ASSIGNMENT:
Your task is to repeat all of the data exactly while excluding the pictures.

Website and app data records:

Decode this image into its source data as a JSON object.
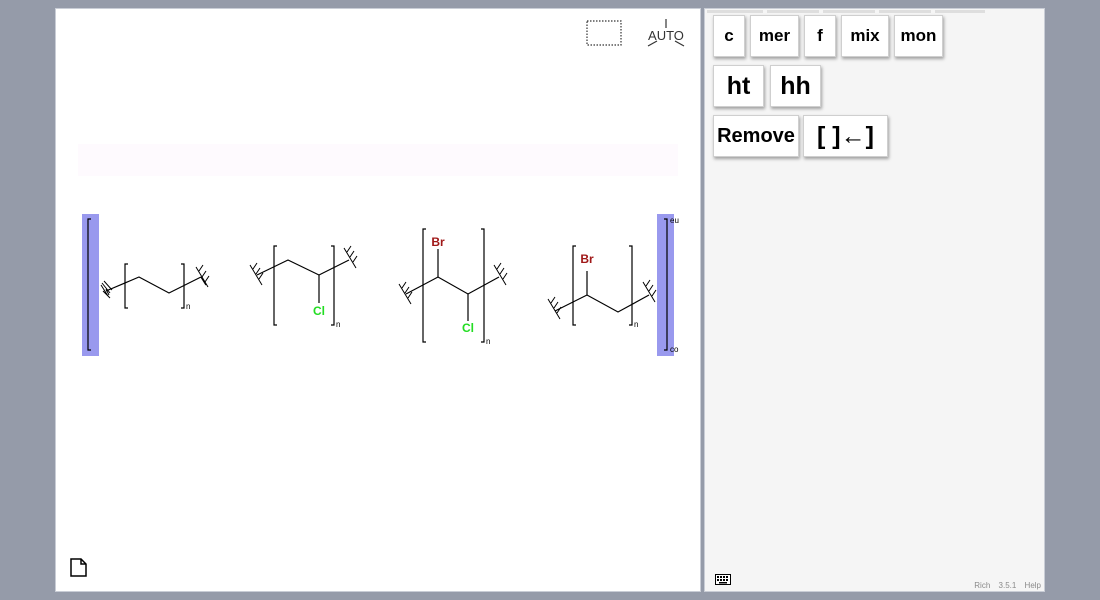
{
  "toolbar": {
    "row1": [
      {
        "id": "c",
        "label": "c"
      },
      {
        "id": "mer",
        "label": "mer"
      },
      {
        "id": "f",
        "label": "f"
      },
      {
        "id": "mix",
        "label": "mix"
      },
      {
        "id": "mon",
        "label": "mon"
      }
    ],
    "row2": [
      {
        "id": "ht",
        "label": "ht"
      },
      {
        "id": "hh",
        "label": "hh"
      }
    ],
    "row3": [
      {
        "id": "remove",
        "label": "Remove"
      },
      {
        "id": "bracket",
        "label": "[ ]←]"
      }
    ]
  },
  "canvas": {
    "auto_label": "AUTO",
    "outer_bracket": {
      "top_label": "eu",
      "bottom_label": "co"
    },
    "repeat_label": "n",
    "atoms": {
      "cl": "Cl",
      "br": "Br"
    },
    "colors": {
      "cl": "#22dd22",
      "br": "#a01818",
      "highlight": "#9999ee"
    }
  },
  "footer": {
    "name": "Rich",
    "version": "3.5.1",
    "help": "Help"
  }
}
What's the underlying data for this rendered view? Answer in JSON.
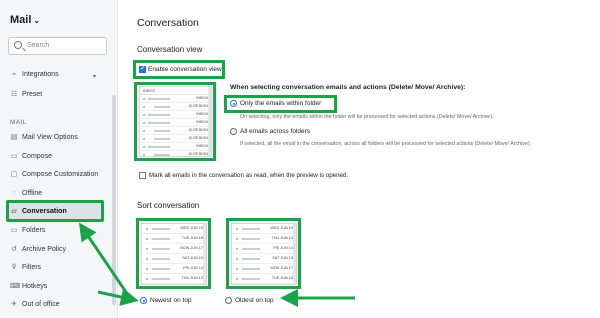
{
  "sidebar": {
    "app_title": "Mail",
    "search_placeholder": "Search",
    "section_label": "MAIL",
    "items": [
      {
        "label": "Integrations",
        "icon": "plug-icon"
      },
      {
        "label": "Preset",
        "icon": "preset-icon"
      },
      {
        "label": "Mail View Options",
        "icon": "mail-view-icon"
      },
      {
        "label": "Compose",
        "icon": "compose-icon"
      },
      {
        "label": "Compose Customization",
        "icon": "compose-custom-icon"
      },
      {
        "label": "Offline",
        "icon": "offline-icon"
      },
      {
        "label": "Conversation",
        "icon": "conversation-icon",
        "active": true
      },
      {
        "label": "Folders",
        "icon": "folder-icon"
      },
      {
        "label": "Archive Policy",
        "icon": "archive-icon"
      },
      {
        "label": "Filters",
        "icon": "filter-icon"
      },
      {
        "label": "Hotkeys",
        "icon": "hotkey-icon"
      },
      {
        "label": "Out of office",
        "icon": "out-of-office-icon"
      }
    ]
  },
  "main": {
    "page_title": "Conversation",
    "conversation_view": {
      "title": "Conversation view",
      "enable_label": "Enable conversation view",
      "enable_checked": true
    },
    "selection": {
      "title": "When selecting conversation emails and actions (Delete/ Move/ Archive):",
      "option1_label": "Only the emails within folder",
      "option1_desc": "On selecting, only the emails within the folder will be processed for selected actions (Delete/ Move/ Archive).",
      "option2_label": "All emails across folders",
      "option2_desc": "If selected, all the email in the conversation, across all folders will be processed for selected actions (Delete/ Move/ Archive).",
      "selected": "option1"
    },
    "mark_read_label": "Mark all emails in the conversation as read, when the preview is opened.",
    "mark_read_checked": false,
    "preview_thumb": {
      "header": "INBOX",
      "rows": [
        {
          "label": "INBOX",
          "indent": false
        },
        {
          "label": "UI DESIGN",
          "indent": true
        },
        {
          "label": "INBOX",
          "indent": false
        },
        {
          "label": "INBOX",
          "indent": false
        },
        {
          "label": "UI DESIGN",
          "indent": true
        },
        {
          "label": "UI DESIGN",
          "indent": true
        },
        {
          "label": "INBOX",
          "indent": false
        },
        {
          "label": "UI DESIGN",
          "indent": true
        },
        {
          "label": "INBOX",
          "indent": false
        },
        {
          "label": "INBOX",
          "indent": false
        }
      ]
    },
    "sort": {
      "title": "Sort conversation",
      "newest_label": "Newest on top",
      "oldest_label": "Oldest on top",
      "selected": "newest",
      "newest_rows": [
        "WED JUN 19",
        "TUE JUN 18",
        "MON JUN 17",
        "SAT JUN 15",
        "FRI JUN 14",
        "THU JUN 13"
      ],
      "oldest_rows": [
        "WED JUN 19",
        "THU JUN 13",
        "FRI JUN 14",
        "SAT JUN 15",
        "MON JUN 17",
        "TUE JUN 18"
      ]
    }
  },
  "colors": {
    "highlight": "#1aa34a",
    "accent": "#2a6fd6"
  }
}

ANSWER SECTION:
Decode this image into its source data as a JSON object.
{
  "toolbar": {
    "row1": [
      {
        "id": "c",
        "label": "c"
      },
      {
        "id": "mer",
        "label": "mer"
      },
      {
        "id": "f",
        "label": "f"
      },
      {
        "id": "mix",
        "label": "mix"
      },
      {
        "id": "mon",
        "label": "mon"
      }
    ],
    "row2": [
      {
        "id": "ht",
        "label": "ht"
      },
      {
        "id": "hh",
        "label": "hh"
      }
    ],
    "row3": [
      {
        "id": "remove",
        "label": "Remove"
      },
      {
        "id": "bracket",
        "label": "[ ]←]"
      }
    ]
  },
  "canvas": {
    "auto_label": "AUTO",
    "outer_bracket": {
      "top_label": "eu",
      "bottom_label": "co"
    },
    "repeat_label": "n",
    "atoms": {
      "cl": "Cl",
      "br": "Br"
    },
    "colors": {
      "cl": "#22dd22",
      "br": "#a01818",
      "highlight": "#9999ee"
    }
  },
  "footer": {
    "name": "Rich",
    "version": "3.5.1",
    "help": "Help"
  }
}
What's the underlying data for this rendered view? Answer in JSON.
{
  "sidebar": {
    "app_title": "Mail",
    "search_placeholder": "Search",
    "section_label": "MAIL",
    "items": [
      {
        "label": "Integrations",
        "icon": "plug-icon"
      },
      {
        "label": "Preset",
        "icon": "preset-icon"
      },
      {
        "label": "Mail View Options",
        "icon": "mail-view-icon"
      },
      {
        "label": "Compose",
        "icon": "compose-icon"
      },
      {
        "label": "Compose Customization",
        "icon": "compose-custom-icon"
      },
      {
        "label": "Offline",
        "icon": "offline-icon"
      },
      {
        "label": "Conversation",
        "icon": "conversation-icon",
        "active": true
      },
      {
        "label": "Folders",
        "icon": "folder-icon"
      },
      {
        "label": "Archive Policy",
        "icon": "archive-icon"
      },
      {
        "label": "Filters",
        "icon": "filter-icon"
      },
      {
        "label": "Hotkeys",
        "icon": "hotkey-icon"
      },
      {
        "label": "Out of office",
        "icon": "out-of-office-icon"
      }
    ]
  },
  "main": {
    "page_title": "Conversation",
    "conversation_view": {
      "title": "Conversation view",
      "enable_label": "Enable conversation view",
      "enable_checked": true
    },
    "selection": {
      "title": "When selecting conversation emails and actions (Delete/ Move/ Archive):",
      "option1_label": "Only the emails within folder",
      "option1_desc": "On selecting, only the emails within the folder will be processed for selected actions (Delete/ Move/ Archive).",
      "option2_label": "All emails across folders",
      "option2_desc": "If selected, all the email in the conversation, across all folders will be processed for selected actions (Delete/ Move/ Archive).",
      "selected": "option1"
    },
    "mark_read_label": "Mark all emails in the conversation as read, when the preview is opened.",
    "mark_read_checked": false,
    "preview_thumb": {
      "header": "INBOX",
      "rows": [
        {
          "label": "INBOX",
          "indent": false
        },
        {
          "label": "UI DESIGN",
          "indent": true
        },
        {
          "label": "INBOX",
          "indent": false
        },
        {
          "label": "INBOX",
          "indent": false
        },
        {
          "label": "UI DESIGN",
          "indent": true
        },
        {
          "label": "UI DESIGN",
          "indent": true
        },
        {
          "label": "INBOX",
          "indent": false
        },
        {
          "label": "UI DESIGN",
          "indent": true
        },
        {
          "label": "INBOX",
          "indent": false
        },
        {
          "label": "INBOX",
          "indent": false
        }
      ]
    },
    "sort": {
      "title": "Sort conversation",
      "newest_label": "Newest on top",
      "oldest_label": "Oldest on top",
      "selected": "newest",
      "newest_rows": [
        "WED JUN 19",
        "TUE JUN 18",
        "MON JUN 17",
        "SAT JUN 15",
        "FRI JUN 14",
        "THU JUN 13"
      ],
      "oldest_rows": [
        "WED JUN 19",
        "THU JUN 13",
        "FRI JUN 14",
        "SAT JUN 15",
        "MON JUN 17",
        "TUE JUN 18"
      ]
    }
  },
  "colors": {
    "highlight": "#1aa34a",
    "accent": "#2a6fd6"
  }
}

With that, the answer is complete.